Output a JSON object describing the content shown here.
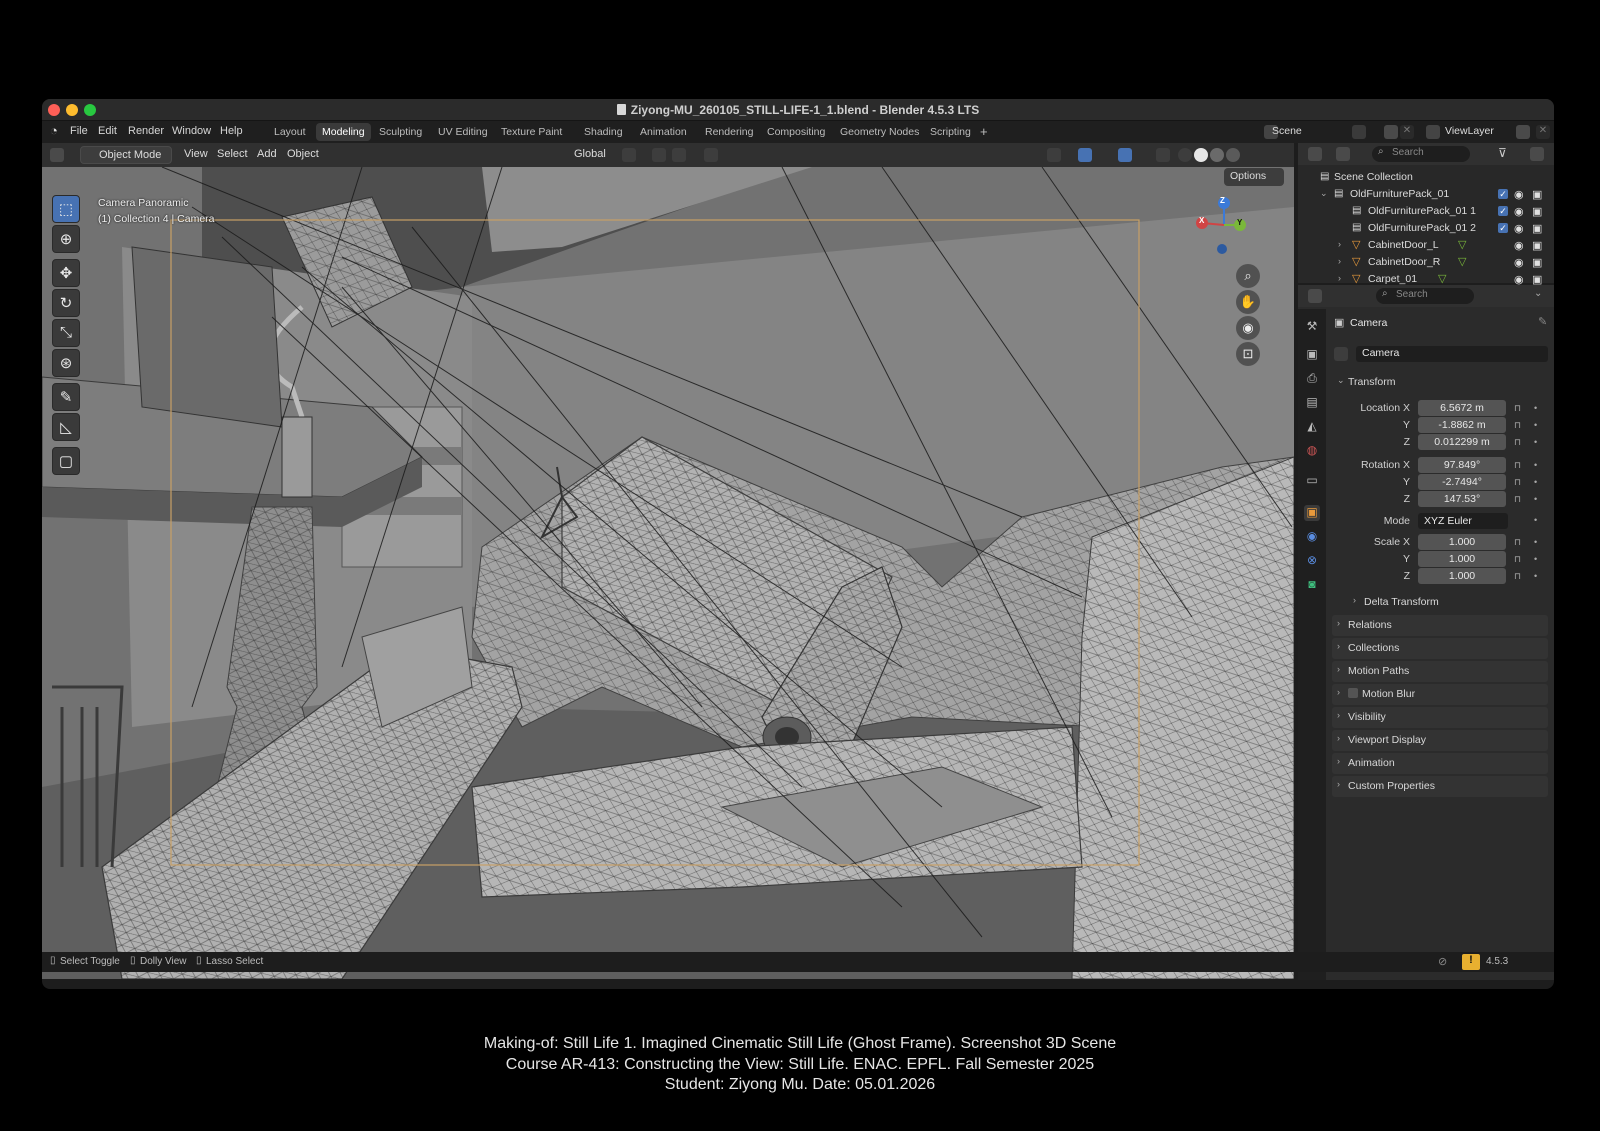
{
  "window": {
    "title": "Ziyong-MU_260105_STILL-LIFE-1_1.blend - Blender 4.5.3 LTS"
  },
  "menu": [
    "File",
    "Edit",
    "Render",
    "Window",
    "Help"
  ],
  "workspaces": [
    "Layout",
    "Modeling",
    "Sculpting",
    "UV Editing",
    "Texture Paint",
    "Shading",
    "Animation",
    "Rendering",
    "Compositing",
    "Geometry Nodes",
    "Scripting"
  ],
  "active_workspace": "Modeling",
  "scene_selector": "Scene",
  "view_layer": "ViewLayer",
  "viewport_header": {
    "mode": "Object Mode",
    "menus": [
      "View",
      "Select",
      "Add",
      "Object"
    ],
    "orientation": "Global",
    "options": "Options"
  },
  "viewport": {
    "overlay_line1": "Camera Panoramic",
    "overlay_line2": "(1) Collection 4 | Camera",
    "gizmo": {
      "x": "X",
      "y": "Y",
      "z": "Z"
    }
  },
  "outliner": {
    "search_placeholder": "Search",
    "items": [
      {
        "label": "Scene Collection"
      },
      {
        "label": "OldFurniturePack_01"
      },
      {
        "label": "OldFurniturePack_01 1"
      },
      {
        "label": "OldFurniturePack_01 2"
      },
      {
        "label": "CabinetDoor_L"
      },
      {
        "label": "CabinetDoor_R"
      },
      {
        "label": "Carpet_01"
      }
    ]
  },
  "properties": {
    "search_placeholder": "Search",
    "object_name": "Camera",
    "data_name": "Camera",
    "transform_label": "Transform",
    "location_label": "Location X",
    "rotation_label": "Rotation X",
    "scale_label": "Scale X",
    "axis_y": "Y",
    "axis_z": "Z",
    "location": {
      "x": "6.5672 m",
      "y": "-1.8862 m",
      "z": "0.012299 m"
    },
    "rotation": {
      "x": "97.849°",
      "y": "-2.7494°",
      "z": "147.53°"
    },
    "mode_label": "Mode",
    "mode_value": "XYZ Euler",
    "scale": {
      "x": "1.000",
      "y": "1.000",
      "z": "1.000"
    },
    "delta_transform": "Delta Transform",
    "panels": [
      "Relations",
      "Collections",
      "Motion Paths",
      "Motion Blur",
      "Visibility",
      "Viewport Display",
      "Animation",
      "Custom Properties"
    ]
  },
  "statusbar": {
    "hint1": "Select Toggle",
    "hint2": "Dolly View",
    "hint3": "Lasso Select",
    "version": "4.5.3"
  },
  "caption": {
    "line1": "Making-of: Still Life 1. Imagined Cinematic Still Life (Ghost Frame). Screenshot 3D Scene",
    "line2": "Course AR-413: Constructing the View: Still Life. ENAC. EPFL. Fall Semester 2025",
    "line3": "Student: Ziyong Mu. Date: 05.01.2026"
  },
  "colors": {
    "accent": "#4772b3",
    "camera_frame": "#c8a066",
    "window_bg": "#1d1d1d"
  }
}
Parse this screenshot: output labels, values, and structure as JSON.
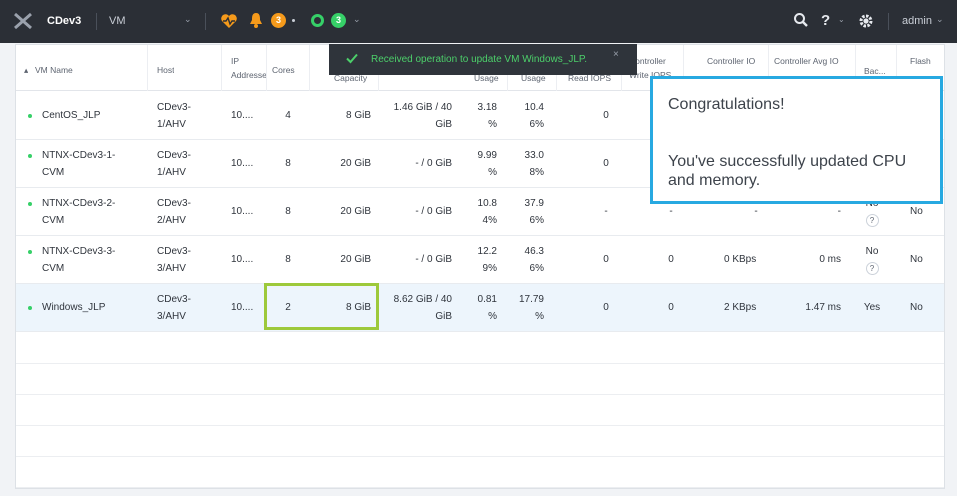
{
  "topbar": {
    "cluster": "CDev3",
    "entity": "VM",
    "alert_count": "3",
    "task_count": "3",
    "user": "admin"
  },
  "table": {
    "columns": [
      "VM Name",
      "Host",
      "IP Addresses",
      "Cores",
      "Capacity",
      "Usage",
      "Usage",
      "Read IOPS",
      "Controller Write IOPS",
      "Controller IO",
      "Controller Avg IO",
      "Bac...",
      "Flash"
    ],
    "sort_indicator": "▴",
    "rows": [
      {
        "name": "CentOS_JLP",
        "host": "CDev3-1/AHV",
        "ip": "10....",
        "cores": "4",
        "memory": "8 GiB",
        "disk": "1.46 GiB / 40 GiB",
        "cpu": "3.18 %",
        "mem_usage": "10.4 6%",
        "read_iops": "0",
        "write_iops": "",
        "io_bw": "",
        "avg_latency": "",
        "backup": "",
        "flash": ""
      },
      {
        "name": "NTNX-CDev3-1-CVM",
        "host": "CDev3-1/AHV",
        "ip": "10....",
        "cores": "8",
        "memory": "20 GiB",
        "disk": "- / 0 GiB",
        "cpu": "9.99 %",
        "mem_usage": "33.0 8%",
        "read_iops": "0",
        "write_iops": "",
        "io_bw": "",
        "avg_latency": "",
        "backup": "",
        "flash": ""
      },
      {
        "name": "NTNX-CDev3-2-CVM",
        "host": "CDev3-2/AHV",
        "ip": "10....",
        "cores": "8",
        "memory": "20 GiB",
        "disk": "- / 0 GiB",
        "cpu": "10.8 4%",
        "mem_usage": "37.9 6%",
        "read_iops": "-",
        "write_iops": "-",
        "io_bw": "-",
        "avg_latency": "-",
        "backup": "No ?",
        "flash": "No"
      },
      {
        "name": "NTNX-CDev3-3-CVM",
        "host": "CDev3-3/AHV",
        "ip": "10....",
        "cores": "8",
        "memory": "20 GiB",
        "disk": "- / 0 GiB",
        "cpu": "12.2 9%",
        "mem_usage": "46.3 6%",
        "read_iops": "0",
        "write_iops": "0",
        "io_bw": "0 KBps",
        "avg_latency": "0 ms",
        "backup": "No ?",
        "flash": "No"
      },
      {
        "name": "Windows_JLP",
        "host": "CDev3-3/AHV",
        "ip": "10....",
        "cores": "2",
        "memory": "8 GiB",
        "disk": "8.62 GiB / 40 GiB",
        "cpu": "0.81 %",
        "mem_usage": "17.79 %",
        "read_iops": "0",
        "write_iops": "0",
        "io_bw": "2 KBps",
        "avg_latency": "1.47 ms",
        "backup": "Yes",
        "flash": "No"
      }
    ]
  },
  "toast": {
    "message": "Received operation to update VM Windows_JLP.",
    "close": "×"
  },
  "callout": {
    "title": "Congratulations!",
    "body": "You've successfully updated CPU and memory."
  },
  "colors": {
    "topbar": "#2b2f36",
    "success": "#36d068",
    "alert": "#f59a1b",
    "callout_border": "#27a9e1",
    "highlight": "#9dc93b",
    "selected_row": "#edf5fc"
  }
}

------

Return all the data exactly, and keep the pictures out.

Response to this task:
Output a JSON object describing the content shown here.
{
  "window": {
    "title": "Ziyong-MU_260105_STILL-LIFE-1_1.blend - Blender 4.5.3 LTS"
  },
  "menu": [
    "File",
    "Edit",
    "Render",
    "Window",
    "Help"
  ],
  "workspaces": [
    "Layout",
    "Modeling",
    "Sculpting",
    "UV Editing",
    "Texture Paint",
    "Shading",
    "Animation",
    "Rendering",
    "Compositing",
    "Geometry Nodes",
    "Scripting"
  ],
  "active_workspace": "Modeling",
  "scene_selector": "Scene",
  "view_layer": "ViewLayer",
  "viewport_header": {
    "mode": "Object Mode",
    "menus": [
      "View",
      "Select",
      "Add",
      "Object"
    ],
    "orientation": "Global",
    "options": "Options"
  },
  "viewport": {
    "overlay_line1": "Camera Panoramic",
    "overlay_line2": "(1) Collection 4 | Camera",
    "gizmo": {
      "x": "X",
      "y": "Y",
      "z": "Z"
    }
  },
  "outliner": {
    "search_placeholder": "Search",
    "items": [
      {
        "label": "Scene Collection"
      },
      {
        "label": "OldFurniturePack_01"
      },
      {
        "label": "OldFurniturePack_01 1"
      },
      {
        "label": "OldFurniturePack_01 2"
      },
      {
        "label": "CabinetDoor_L"
      },
      {
        "label": "CabinetDoor_R"
      },
      {
        "label": "Carpet_01"
      }
    ]
  },
  "properties": {
    "search_placeholder": "Search",
    "object_name": "Camera",
    "data_name": "Camera",
    "transform_label": "Transform",
    "location_label": "Location X",
    "rotation_label": "Rotation X",
    "scale_label": "Scale X",
    "axis_y": "Y",
    "axis_z": "Z",
    "location": {
      "x": "6.5672 m",
      "y": "-1.8862 m",
      "z": "0.012299 m"
    },
    "rotation": {
      "x": "97.849°",
      "y": "-2.7494°",
      "z": "147.53°"
    },
    "mode_label": "Mode",
    "mode_value": "XYZ Euler",
    "scale": {
      "x": "1.000",
      "y": "1.000",
      "z": "1.000"
    },
    "delta_transform": "Delta Transform",
    "panels": [
      "Relations",
      "Collections",
      "Motion Paths",
      "Motion Blur",
      "Visibility",
      "Viewport Display",
      "Animation",
      "Custom Properties"
    ]
  },
  "statusbar": {
    "hint1": "Select Toggle",
    "hint2": "Dolly View",
    "hint3": "Lasso Select",
    "version": "4.5.3"
  },
  "caption": {
    "line1": "Making-of: Still Life 1. Imagined Cinematic Still Life (Ghost Frame). Screenshot 3D Scene",
    "line2": "Course AR-413: Constructing the View: Still Life. ENAC. EPFL. Fall Semester 2025",
    "line3": "Student: Ziyong Mu. Date: 05.01.2026"
  },
  "colors": {
    "accent": "#4772b3",
    "camera_frame": "#c8a066",
    "window_bg": "#1d1d1d"
  }
}
Parse this screenshot: output labels, values, and structure as JSON.
{
  "topbar": {
    "cluster": "CDev3",
    "entity": "VM",
    "alert_count": "3",
    "task_count": "3",
    "user": "admin"
  },
  "table": {
    "columns": [
      "VM Name",
      "Host",
      "IP Addresses",
      "Cores",
      "Capacity",
      "Usage",
      "Usage",
      "Read IOPS",
      "Controller Write IOPS",
      "Controller IO",
      "Controller Avg IO",
      "Bac...",
      "Flash"
    ],
    "sort_indicator": "▴",
    "rows": [
      {
        "name": "CentOS_JLP",
        "host": "CDev3-1/AHV",
        "ip": "10....",
        "cores": "4",
        "memory": "8 GiB",
        "disk": "1.46 GiB / 40 GiB",
        "cpu": "3.18 %",
        "mem_usage": "10.4 6%",
        "read_iops": "0",
        "write_iops": "",
        "io_bw": "",
        "avg_latency": "",
        "backup": "",
        "flash": ""
      },
      {
        "name": "NTNX-CDev3-1-CVM",
        "host": "CDev3-1/AHV",
        "ip": "10....",
        "cores": "8",
        "memory": "20 GiB",
        "disk": "- / 0 GiB",
        "cpu": "9.99 %",
        "mem_usage": "33.0 8%",
        "read_iops": "0",
        "write_iops": "",
        "io_bw": "",
        "avg_latency": "",
        "backup": "",
        "flash": ""
      },
      {
        "name": "NTNX-CDev3-2-CVM",
        "host": "CDev3-2/AHV",
        "ip": "10....",
        "cores": "8",
        "memory": "20 GiB",
        "disk": "- / 0 GiB",
        "cpu": "10.8 4%",
        "mem_usage": "37.9 6%",
        "read_iops": "-",
        "write_iops": "-",
        "io_bw": "-",
        "avg_latency": "-",
        "backup": "No ?",
        "flash": "No"
      },
      {
        "name": "NTNX-CDev3-3-CVM",
        "host": "CDev3-3/AHV",
        "ip": "10....",
        "cores": "8",
        "memory": "20 GiB",
        "disk": "- / 0 GiB",
        "cpu": "12.2 9%",
        "mem_usage": "46.3 6%",
        "read_iops": "0",
        "write_iops": "0",
        "io_bw": "0 KBps",
        "avg_latency": "0 ms",
        "backup": "No ?",
        "flash": "No"
      },
      {
        "name": "Windows_JLP",
        "host": "CDev3-3/AHV",
        "ip": "10....",
        "cores": "2",
        "memory": "8 GiB",
        "disk": "8.62 GiB / 40 GiB",
        "cpu": "0.81 %",
        "mem_usage": "17.79 %",
        "read_iops": "0",
        "write_iops": "0",
        "io_bw": "2 KBps",
        "avg_latency": "1.47 ms",
        "backup": "Yes",
        "flash": "No"
      }
    ]
  },
  "toast": {
    "message": "Received operation to update VM Windows_JLP.",
    "close": "×"
  },
  "callout": {
    "title": "Congratulations!",
    "body": "You've successfully updated CPU and memory."
  },
  "colors": {
    "topbar": "#2b2f36",
    "success": "#36d068",
    "alert": "#f59a1b",
    "callout_border": "#27a9e1",
    "highlight": "#9dc93b",
    "selected_row": "#edf5fc"
  }
}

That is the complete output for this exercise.